The BP Energy Outlook explores the forces shaping the global energy forces shaping the global energy transition out to 2040 and the key uncertainties surrounding that transition. Insights from the Outlook help shape our strategic thinking.
The demand for energy continues to grow – largely driven by increasing prosperity in fast growing developing economies. In the evolving transition scenario, the rate of this growth however is slower than in the previous 20 years, as the world increasingly learns to produce more with less energy. Despite this, a substantial proportion of the world’s population in 2040could live in countries where the average energy consumption per personis relatively low.
Renewables are now the fastest-growing energy source in the world today and in our evolving transition scenario we estimate that they could account for 15% of all energy consumption in 2040 – and in other scenarios more. That said, oil and gas could meet at least 50% of the world’s energy needs in 2040 – even in a scenario consistent with the Paris goals, with the share of gas growing, aided by increasing use of carbon capture, use and storage.
Gas offers a cleaner alternative to coal for power generation and can lower emissions at scale. It also provides a valuable partner for renewables intermittency, delivers heating at the hightemperatures required by industry and is increasingly used in transportation. Across our scenarios, gas grows robustly, overtaking coal as the second-largest source of energy by 2030.
Oil demand grows for the next 10 years in our evolving transition scenario, before gradually levelling out due to factors such as accelerating gains in vehicle efficiency and greater use of
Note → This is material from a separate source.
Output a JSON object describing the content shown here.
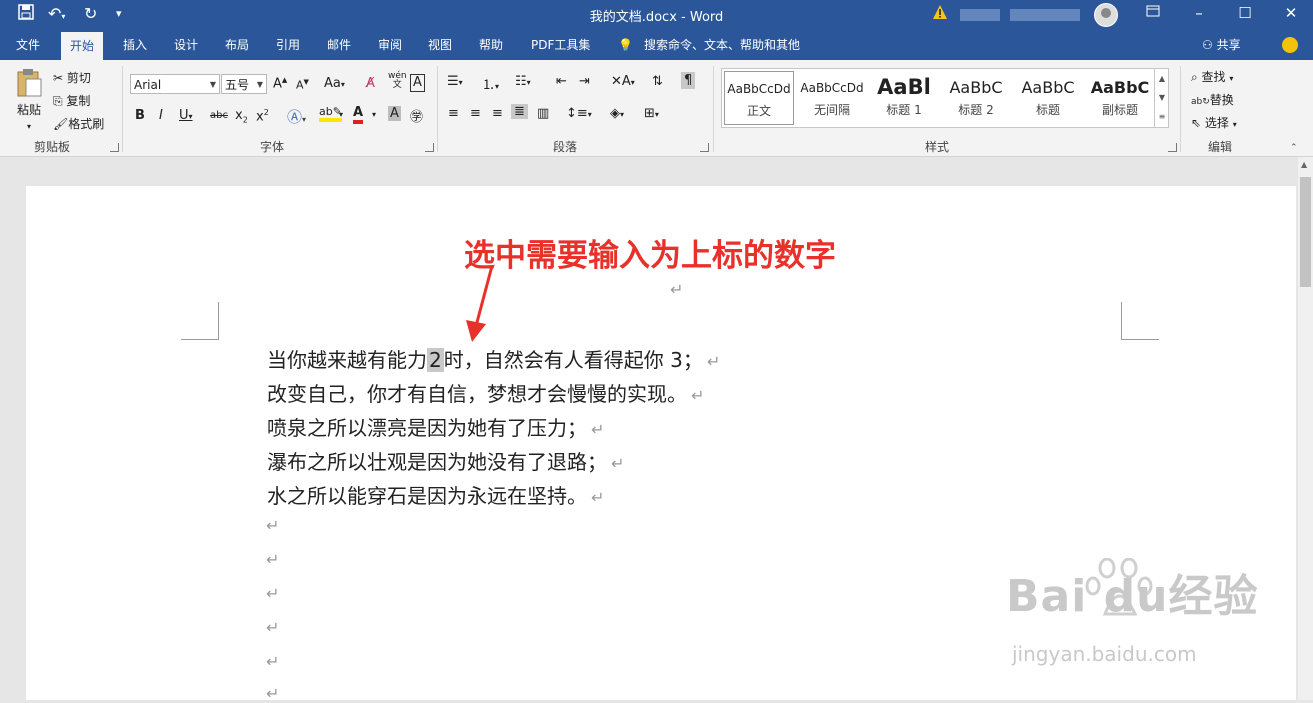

biofuels, natural gas and electricity. The largest source of oil demand growth is the non-combusted use of oil, for example as a feedstock for petrochemicals.